= What needs to be done =
What is needed is an exact reproduction of the lines in the records below, starting at the line with "Extract the structured" and ending at the line with "Output a JSON", both included, and nothing else; pictures stay out.
[[ Records supplied, beginning ]]
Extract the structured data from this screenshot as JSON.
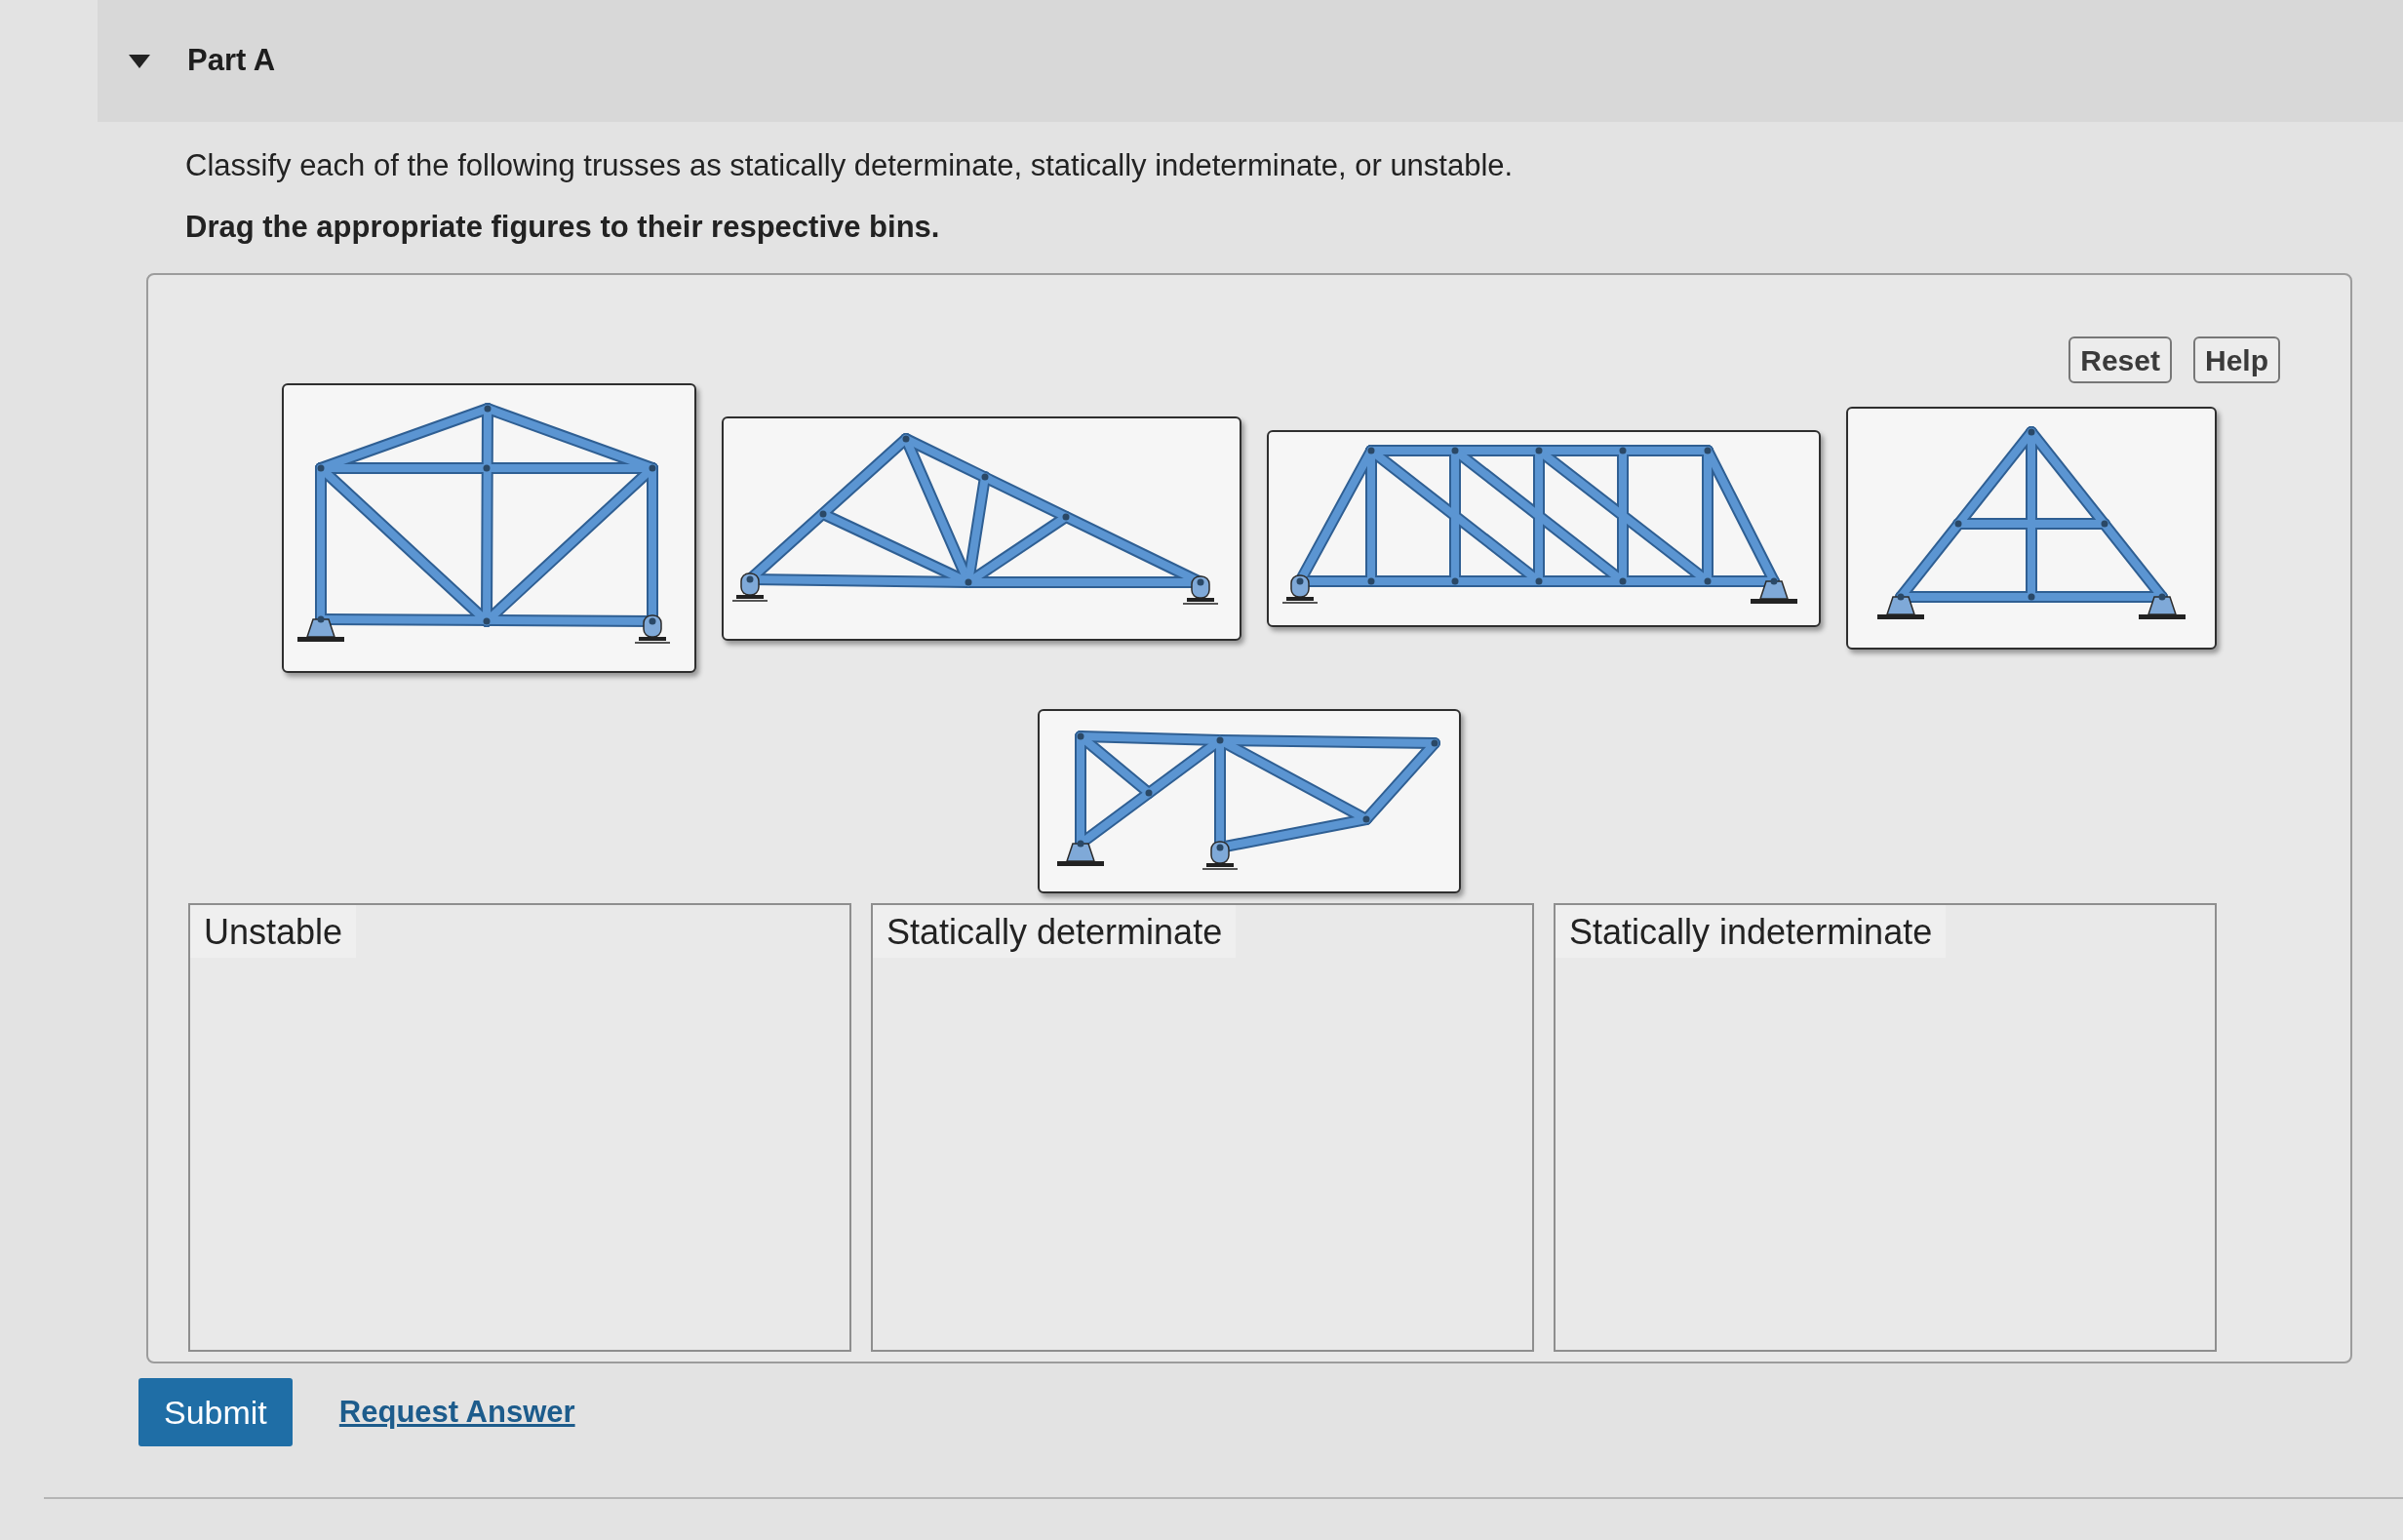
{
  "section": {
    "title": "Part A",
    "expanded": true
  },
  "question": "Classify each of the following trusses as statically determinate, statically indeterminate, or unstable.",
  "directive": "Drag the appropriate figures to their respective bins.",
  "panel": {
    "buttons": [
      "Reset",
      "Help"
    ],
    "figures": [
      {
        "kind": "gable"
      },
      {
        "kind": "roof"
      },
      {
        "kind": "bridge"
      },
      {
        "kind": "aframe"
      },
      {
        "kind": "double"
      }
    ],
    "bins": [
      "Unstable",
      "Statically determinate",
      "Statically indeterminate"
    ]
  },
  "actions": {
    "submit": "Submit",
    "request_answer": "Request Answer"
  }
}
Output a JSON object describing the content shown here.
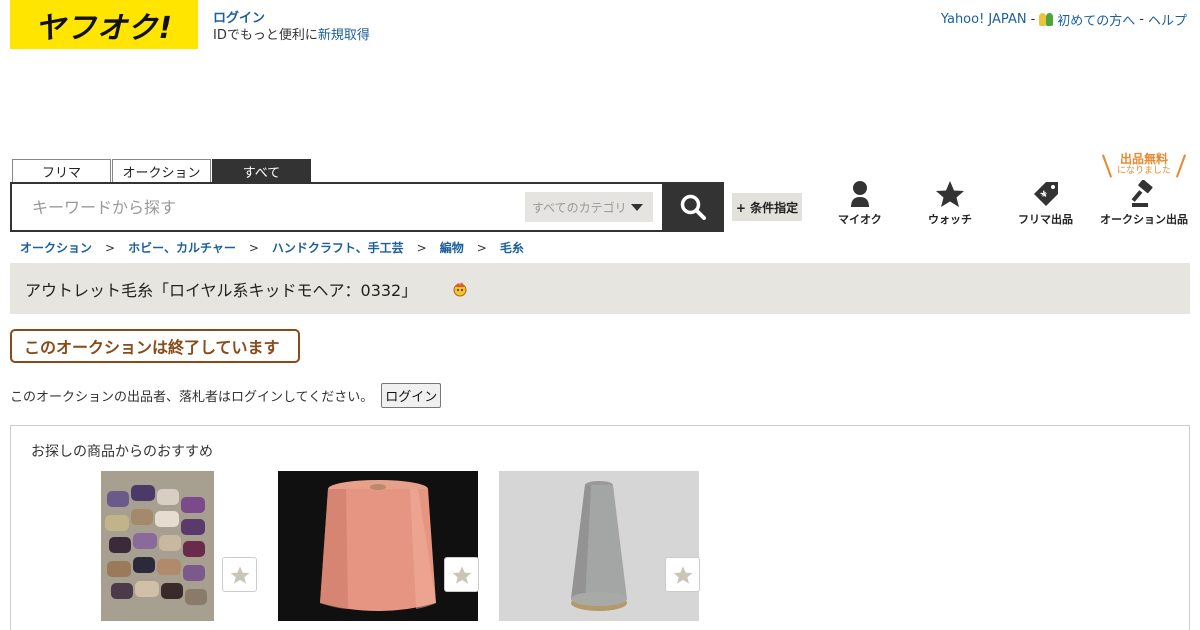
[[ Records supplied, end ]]
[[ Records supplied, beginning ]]
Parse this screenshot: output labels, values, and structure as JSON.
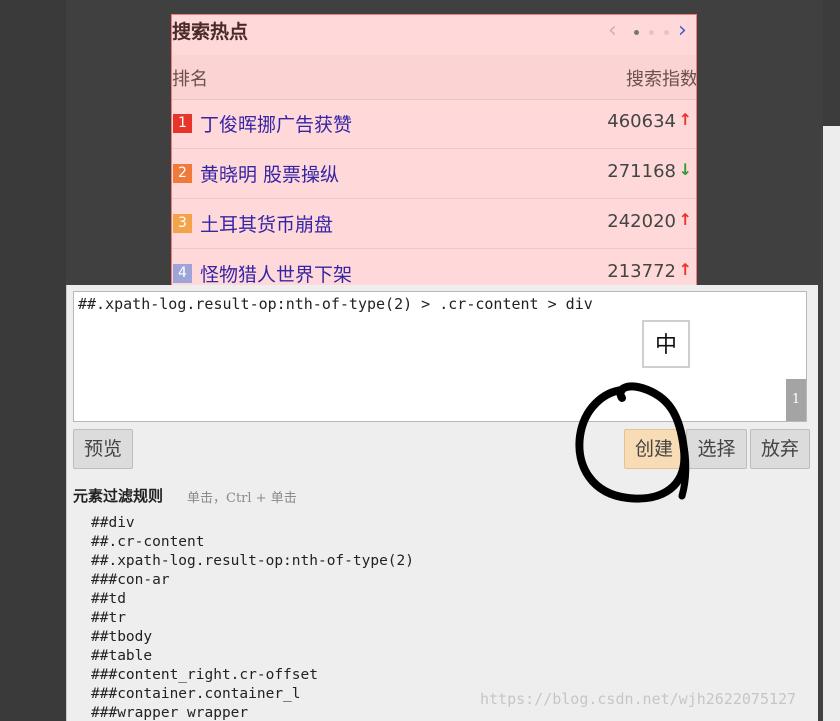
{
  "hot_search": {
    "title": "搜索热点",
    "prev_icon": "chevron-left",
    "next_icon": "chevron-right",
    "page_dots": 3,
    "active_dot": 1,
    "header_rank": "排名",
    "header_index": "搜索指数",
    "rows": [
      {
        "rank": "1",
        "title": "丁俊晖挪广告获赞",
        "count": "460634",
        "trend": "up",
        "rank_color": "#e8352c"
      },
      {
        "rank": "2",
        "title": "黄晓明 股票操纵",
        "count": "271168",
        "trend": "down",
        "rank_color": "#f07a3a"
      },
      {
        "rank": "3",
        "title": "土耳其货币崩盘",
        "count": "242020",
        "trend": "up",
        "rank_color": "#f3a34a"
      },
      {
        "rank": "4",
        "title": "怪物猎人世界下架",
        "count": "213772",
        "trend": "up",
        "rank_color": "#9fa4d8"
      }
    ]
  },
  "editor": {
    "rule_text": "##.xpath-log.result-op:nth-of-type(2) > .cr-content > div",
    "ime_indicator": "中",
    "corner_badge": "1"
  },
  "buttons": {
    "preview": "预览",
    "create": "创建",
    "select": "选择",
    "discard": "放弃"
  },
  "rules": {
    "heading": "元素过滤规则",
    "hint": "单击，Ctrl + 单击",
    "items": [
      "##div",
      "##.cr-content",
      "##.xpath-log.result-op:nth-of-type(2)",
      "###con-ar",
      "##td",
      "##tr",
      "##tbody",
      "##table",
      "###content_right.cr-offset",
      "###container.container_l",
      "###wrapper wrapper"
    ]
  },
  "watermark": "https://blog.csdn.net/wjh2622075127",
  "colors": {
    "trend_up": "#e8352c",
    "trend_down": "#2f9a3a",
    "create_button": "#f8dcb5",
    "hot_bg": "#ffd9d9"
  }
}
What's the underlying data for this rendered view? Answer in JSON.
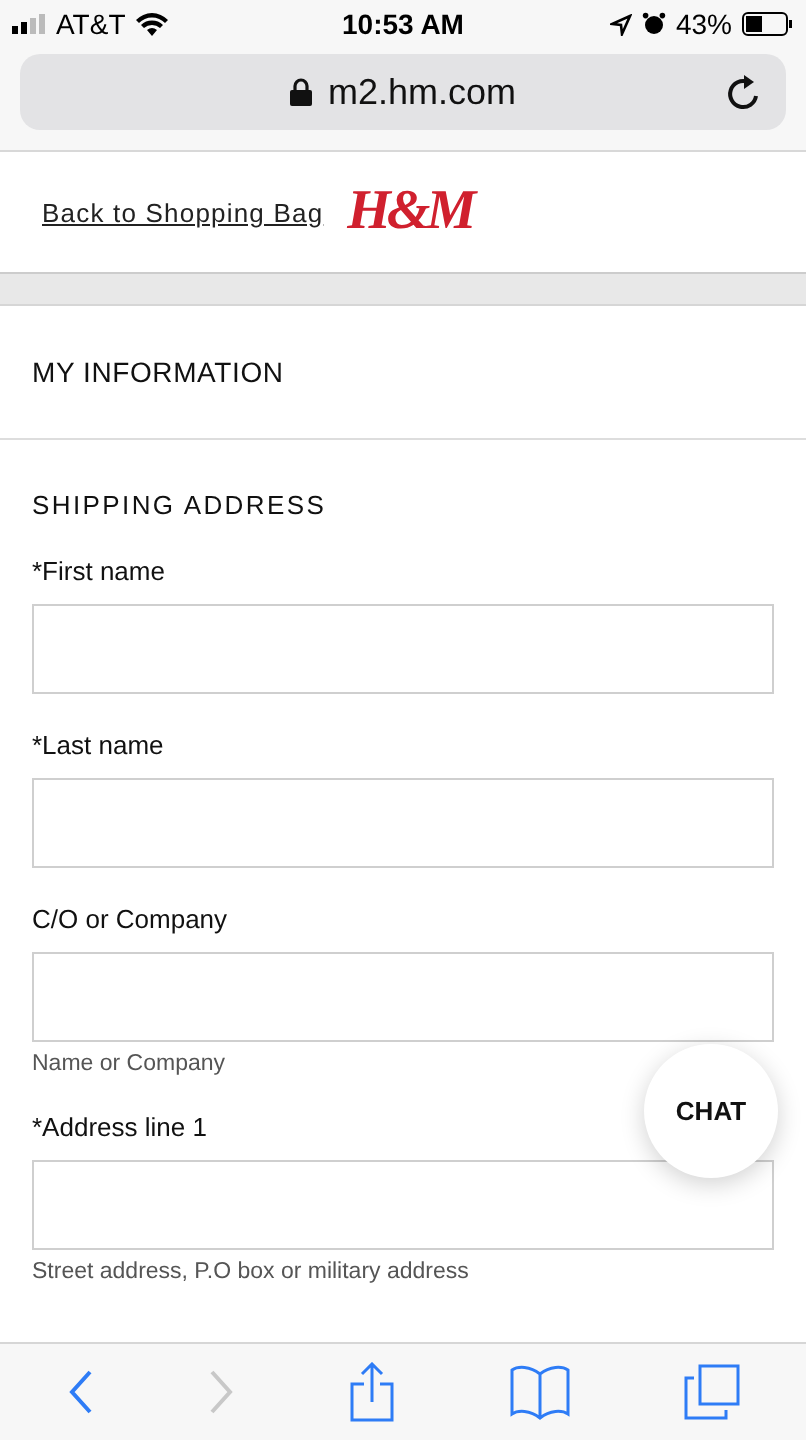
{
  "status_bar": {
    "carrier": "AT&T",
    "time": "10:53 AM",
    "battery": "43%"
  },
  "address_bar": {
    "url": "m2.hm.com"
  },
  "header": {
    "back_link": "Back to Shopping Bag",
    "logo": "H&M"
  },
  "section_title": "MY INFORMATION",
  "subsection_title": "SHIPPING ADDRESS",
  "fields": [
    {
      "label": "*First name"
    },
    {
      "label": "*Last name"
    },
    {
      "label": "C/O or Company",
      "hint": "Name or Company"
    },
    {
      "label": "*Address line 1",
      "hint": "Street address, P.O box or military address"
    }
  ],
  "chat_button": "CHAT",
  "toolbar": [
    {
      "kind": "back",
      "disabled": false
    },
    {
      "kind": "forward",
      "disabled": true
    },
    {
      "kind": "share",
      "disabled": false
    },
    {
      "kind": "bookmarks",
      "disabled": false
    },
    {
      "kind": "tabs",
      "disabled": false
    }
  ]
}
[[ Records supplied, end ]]
= Answer space =
Extract the structured data from this screenshot as JSON.
{
  "section": {
    "title": "Part A",
    "expanded": true
  },
  "question": "Classify each of the following trusses as statically determinate, statically indeterminate, or unstable.",
  "directive": "Drag the appropriate figures to their respective bins.",
  "panel": {
    "buttons": [
      "Reset",
      "Help"
    ],
    "figures": [
      {
        "kind": "gable"
      },
      {
        "kind": "roof"
      },
      {
        "kind": "bridge"
      },
      {
        "kind": "aframe"
      },
      {
        "kind": "double"
      }
    ],
    "bins": [
      "Unstable",
      "Statically determinate",
      "Statically indeterminate"
    ]
  },
  "actions": {
    "submit": "Submit",
    "request_answer": "Request Answer"
  }
}
Output a JSON object describing the content shown here.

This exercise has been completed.